While again, only seven teams took part in the Admiral’s Cup it was nonetheless a high quality event with a dramatic outcome. It was also the USA’s first win at the event since 1969 occurred in 1997; since then they had missed only one competition, come second at five and third in three, finally being pipped at the post by the Italians in 1995.
It had looked, going into the Fastnet Race, like history would repeat itself. America had led the series from the start against the six other teams but Italy rose smartly during the Fastnet Race, from 4th to lead – they held a 1st in IMS, 1st in ILC 40 and a 3rd in the Mumm 36 classes. Saving the American bacon was when, just five miles from the finish, the leading fleet ran out of wind. The Americans in the ILC 40 class could sail up and around the leaders and the US boat went 6th to second while the Italian boat went from first to 6th. Italy ultimately finished third behind Germany while American reaped the rewards, also taking the best individual Big Boat yacht for Flash Gordon 3.

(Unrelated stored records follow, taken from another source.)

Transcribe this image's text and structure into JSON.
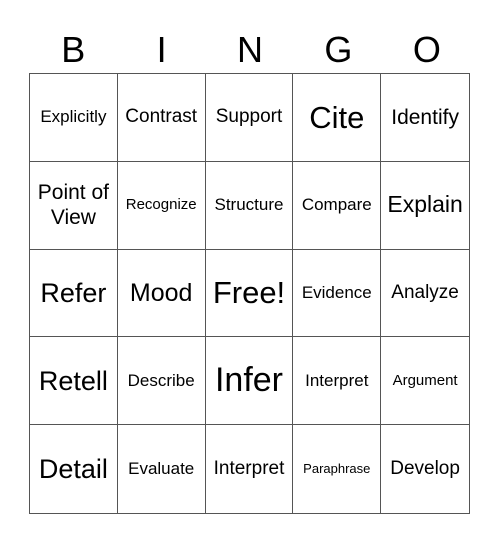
{
  "header": [
    "B",
    "I",
    "N",
    "G",
    "O"
  ],
  "cells": [
    "Explicitly",
    "Contrast",
    "Support",
    "Cite",
    "Identify",
    "Point of View",
    "Recognize",
    "Structure",
    "Compare",
    "Explain",
    "Refer",
    "Mood",
    "Free!",
    "Evidence",
    "Analyze",
    "Retell",
    "Describe",
    "Infer",
    "Interpret",
    "Argument",
    "Detail",
    "Evaluate",
    "Interpret",
    "Paraphrase",
    "Develop"
  ]
}
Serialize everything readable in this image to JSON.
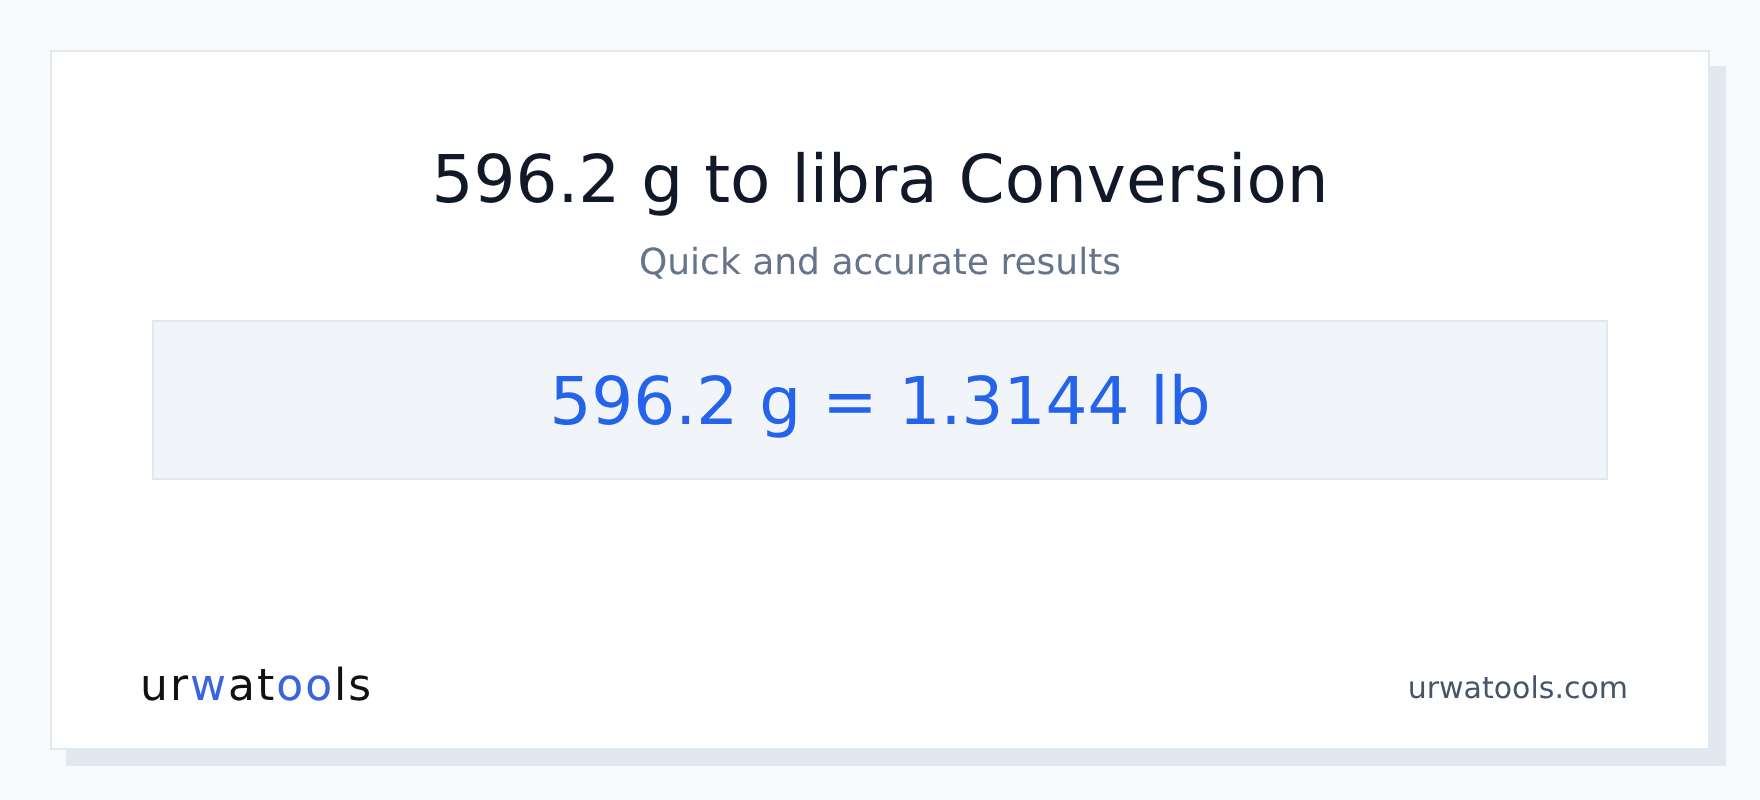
{
  "title": "596.2 g to libra Conversion",
  "subtitle": "Quick and accurate results",
  "result": "596.2 g = 1.3144 lb",
  "logo": {
    "parts": [
      {
        "text": "ur",
        "accent": false
      },
      {
        "text": "w",
        "accent": true
      },
      {
        "text": "at",
        "accent": false
      },
      {
        "text": "oo",
        "accent": true
      },
      {
        "text": "ls",
        "accent": false
      }
    ]
  },
  "site": "urwatools.com"
}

After several years of low numbers of entrants, the Admiral’s Cup committee announced key changes to the event to entice more entrants to join, at the behest of the sponsor who had set a target of 10 teams. Key among the changes was to reduce the required time from three weeks to two, dropping the Fastnet Race for a race around Wolf Rock and introduce a new Channel Race. A one-design of the Sydney 40 was introduced for the mid-sized boat (alongside the 50ft Big Boat class and Mumm 36 Small Boat class) and a host of these were made available for £1 hire. The committee also relaxed its rules on national teams and allowed for Commonwealth and joint European team that flew under the European flag and attracted nine teams.
As usual in the event, it hinged on the final race; the British led into the beginning of the offshore around Wolf Rock but when one of the team failed to perform it allowed The Netherlands to sneak in and claim their first ever Admiral’s Cup win. The team of Innovision 7, Trust Computer Products and Mean Machine made much of the win as The Netherlands had attended every Admiral’s Cup since 1959 but the best they had achieved till that point was 3rd.
The four year gap between events belied the waning interest in the Admiral’s Cup that would make this the last edition held. In 2001 the event was cancelled due to low numbers of entrants and there were many questions around the format of the event, boats and location of racing. After the hiatus, the 2003 edition attracted eight teams. In a concession to the times, teams were of two boats each and representing clubs, not nations (although the event was still international in its attraction) meaning the fleet of 16 was a far cry from the heydays of the 1960-70s. However, the crew and boats were still of top drawer quality including veterans of the Volvo Ocean Race, Olympics and America’s Cup.
The series of nine races showcased a two-team rivalry between Spain and Australia right from the start, with Spain going into the final race with the lead. Aftershock and Wild Oats had work to do to make good the last race, with Aftershock finishing 3rd on corrected against Spain’s first, putting the pressure on Wild Oats in the Big Boat class to beat their Spanish rivals on the King of Spain’s Bribon Telefonica Movistar into 4th place or worse. This seemed unlikely as they had finished first almost entirely across the series thus far. However, Australia cruised across the finish line and awaited the results apprehensively before receiving the news that they had won.